[Source material Boundary: Start]
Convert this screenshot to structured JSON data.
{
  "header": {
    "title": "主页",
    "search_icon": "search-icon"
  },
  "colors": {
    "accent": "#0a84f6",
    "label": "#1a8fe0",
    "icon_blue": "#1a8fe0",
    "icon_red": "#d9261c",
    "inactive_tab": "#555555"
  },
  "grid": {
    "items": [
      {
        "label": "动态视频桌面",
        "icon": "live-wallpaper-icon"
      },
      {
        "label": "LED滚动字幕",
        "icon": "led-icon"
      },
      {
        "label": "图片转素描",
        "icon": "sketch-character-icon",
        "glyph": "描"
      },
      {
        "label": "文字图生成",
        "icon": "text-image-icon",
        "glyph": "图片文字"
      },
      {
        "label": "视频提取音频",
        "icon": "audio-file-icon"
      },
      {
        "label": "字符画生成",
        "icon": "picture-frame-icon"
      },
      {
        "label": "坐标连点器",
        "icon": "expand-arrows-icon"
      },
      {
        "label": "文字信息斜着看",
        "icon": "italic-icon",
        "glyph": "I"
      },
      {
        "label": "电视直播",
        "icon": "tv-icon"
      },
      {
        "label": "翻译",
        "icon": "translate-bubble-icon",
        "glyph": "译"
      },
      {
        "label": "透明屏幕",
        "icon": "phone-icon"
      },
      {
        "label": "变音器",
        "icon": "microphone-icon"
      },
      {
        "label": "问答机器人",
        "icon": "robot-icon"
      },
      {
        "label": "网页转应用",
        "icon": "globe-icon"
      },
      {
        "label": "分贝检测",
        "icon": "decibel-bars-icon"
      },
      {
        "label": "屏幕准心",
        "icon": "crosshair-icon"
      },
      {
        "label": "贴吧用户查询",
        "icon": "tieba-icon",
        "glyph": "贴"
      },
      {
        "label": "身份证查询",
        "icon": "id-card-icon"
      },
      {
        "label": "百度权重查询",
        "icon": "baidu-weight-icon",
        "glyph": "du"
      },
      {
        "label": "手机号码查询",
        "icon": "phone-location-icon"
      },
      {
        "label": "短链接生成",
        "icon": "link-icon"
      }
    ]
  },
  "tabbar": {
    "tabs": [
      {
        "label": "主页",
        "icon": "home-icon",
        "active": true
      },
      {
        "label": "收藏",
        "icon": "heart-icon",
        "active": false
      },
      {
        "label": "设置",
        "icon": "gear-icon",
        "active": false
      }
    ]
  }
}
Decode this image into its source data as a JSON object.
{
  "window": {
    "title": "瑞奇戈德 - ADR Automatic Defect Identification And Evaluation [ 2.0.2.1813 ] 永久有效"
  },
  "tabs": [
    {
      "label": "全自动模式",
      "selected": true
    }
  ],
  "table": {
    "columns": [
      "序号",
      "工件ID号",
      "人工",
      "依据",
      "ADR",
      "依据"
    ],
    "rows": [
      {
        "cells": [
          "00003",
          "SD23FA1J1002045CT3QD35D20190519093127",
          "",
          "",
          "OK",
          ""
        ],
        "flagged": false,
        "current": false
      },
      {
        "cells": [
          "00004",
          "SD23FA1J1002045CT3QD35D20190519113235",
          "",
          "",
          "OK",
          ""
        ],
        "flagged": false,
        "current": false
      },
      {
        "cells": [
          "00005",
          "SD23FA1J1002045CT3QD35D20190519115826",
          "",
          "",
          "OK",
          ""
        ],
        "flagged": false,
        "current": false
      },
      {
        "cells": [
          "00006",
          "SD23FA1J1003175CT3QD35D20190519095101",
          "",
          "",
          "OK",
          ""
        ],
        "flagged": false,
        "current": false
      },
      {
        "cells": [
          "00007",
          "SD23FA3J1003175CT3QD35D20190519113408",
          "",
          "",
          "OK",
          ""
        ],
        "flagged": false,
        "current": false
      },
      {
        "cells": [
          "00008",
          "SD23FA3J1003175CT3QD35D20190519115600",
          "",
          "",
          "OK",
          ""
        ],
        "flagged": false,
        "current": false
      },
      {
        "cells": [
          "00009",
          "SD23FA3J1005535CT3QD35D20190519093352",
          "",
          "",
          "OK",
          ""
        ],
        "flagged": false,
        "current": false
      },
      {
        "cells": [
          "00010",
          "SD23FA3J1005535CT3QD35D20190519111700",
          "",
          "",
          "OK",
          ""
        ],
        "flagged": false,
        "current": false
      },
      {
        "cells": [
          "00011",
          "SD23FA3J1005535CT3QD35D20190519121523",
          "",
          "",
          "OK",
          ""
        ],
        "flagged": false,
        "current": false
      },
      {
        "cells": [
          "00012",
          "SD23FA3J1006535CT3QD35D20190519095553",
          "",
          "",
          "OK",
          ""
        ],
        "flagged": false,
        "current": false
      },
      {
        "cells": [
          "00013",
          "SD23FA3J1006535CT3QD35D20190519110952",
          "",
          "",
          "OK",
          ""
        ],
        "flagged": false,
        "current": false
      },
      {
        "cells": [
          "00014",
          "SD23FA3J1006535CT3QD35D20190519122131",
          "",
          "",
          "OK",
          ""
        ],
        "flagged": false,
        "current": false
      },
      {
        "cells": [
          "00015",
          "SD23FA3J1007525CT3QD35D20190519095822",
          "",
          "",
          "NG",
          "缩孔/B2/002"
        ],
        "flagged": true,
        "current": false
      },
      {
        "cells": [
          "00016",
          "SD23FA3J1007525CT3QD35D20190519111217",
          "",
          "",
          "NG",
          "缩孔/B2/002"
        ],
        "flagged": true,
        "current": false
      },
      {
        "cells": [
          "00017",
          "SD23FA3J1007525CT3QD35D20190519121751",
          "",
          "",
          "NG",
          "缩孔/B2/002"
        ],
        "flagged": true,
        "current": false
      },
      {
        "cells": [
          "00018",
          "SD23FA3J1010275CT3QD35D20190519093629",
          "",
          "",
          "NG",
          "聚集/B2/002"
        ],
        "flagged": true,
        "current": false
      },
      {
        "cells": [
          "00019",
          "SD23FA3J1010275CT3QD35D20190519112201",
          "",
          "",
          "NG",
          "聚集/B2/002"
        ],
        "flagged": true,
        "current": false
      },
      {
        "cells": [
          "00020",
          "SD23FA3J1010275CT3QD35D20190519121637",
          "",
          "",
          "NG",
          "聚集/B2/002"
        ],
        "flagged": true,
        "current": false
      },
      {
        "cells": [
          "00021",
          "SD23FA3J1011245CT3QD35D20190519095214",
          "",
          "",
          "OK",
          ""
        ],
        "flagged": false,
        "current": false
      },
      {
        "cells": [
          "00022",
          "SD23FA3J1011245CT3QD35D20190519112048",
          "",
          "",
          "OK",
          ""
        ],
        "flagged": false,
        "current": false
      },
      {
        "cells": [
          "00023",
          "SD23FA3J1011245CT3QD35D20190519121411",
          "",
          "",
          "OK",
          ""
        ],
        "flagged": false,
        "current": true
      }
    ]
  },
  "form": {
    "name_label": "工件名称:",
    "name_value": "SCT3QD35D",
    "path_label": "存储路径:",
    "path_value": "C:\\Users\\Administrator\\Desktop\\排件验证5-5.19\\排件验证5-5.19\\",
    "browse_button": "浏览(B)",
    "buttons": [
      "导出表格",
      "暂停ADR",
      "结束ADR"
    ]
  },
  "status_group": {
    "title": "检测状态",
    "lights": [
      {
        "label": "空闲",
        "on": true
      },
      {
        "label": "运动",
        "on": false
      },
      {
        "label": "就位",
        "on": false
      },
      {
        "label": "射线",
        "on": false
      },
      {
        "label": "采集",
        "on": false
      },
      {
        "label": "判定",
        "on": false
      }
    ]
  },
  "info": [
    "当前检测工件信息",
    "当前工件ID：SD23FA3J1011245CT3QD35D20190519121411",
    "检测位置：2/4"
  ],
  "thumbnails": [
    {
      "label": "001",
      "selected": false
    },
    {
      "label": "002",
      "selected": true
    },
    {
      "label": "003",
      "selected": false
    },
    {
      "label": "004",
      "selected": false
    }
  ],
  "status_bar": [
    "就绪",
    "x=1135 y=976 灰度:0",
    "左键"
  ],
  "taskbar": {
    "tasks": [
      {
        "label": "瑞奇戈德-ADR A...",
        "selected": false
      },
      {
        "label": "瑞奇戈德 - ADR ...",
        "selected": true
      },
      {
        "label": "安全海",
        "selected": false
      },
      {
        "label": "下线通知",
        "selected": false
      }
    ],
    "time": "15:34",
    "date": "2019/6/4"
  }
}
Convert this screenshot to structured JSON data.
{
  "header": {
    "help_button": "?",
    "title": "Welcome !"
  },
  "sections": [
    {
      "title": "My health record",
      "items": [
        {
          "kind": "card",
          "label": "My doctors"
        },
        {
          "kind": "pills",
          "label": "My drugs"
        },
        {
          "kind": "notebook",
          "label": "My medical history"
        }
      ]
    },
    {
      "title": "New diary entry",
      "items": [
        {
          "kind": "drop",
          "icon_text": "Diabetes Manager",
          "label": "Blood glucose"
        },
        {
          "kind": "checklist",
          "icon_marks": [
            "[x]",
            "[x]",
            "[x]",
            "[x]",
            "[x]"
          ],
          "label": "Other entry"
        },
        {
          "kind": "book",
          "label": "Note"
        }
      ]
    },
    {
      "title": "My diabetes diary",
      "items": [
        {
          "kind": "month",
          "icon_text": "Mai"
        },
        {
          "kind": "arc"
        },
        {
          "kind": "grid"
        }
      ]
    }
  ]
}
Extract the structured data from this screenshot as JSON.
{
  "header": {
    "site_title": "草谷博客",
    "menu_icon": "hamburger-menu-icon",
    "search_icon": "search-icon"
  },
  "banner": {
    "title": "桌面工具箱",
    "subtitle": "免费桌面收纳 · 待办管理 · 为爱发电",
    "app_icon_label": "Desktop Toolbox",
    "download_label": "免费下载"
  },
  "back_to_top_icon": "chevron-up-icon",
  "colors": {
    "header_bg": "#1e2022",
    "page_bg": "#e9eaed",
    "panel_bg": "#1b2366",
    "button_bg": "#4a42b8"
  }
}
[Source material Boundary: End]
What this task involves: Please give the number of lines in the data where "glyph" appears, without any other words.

Result below: 6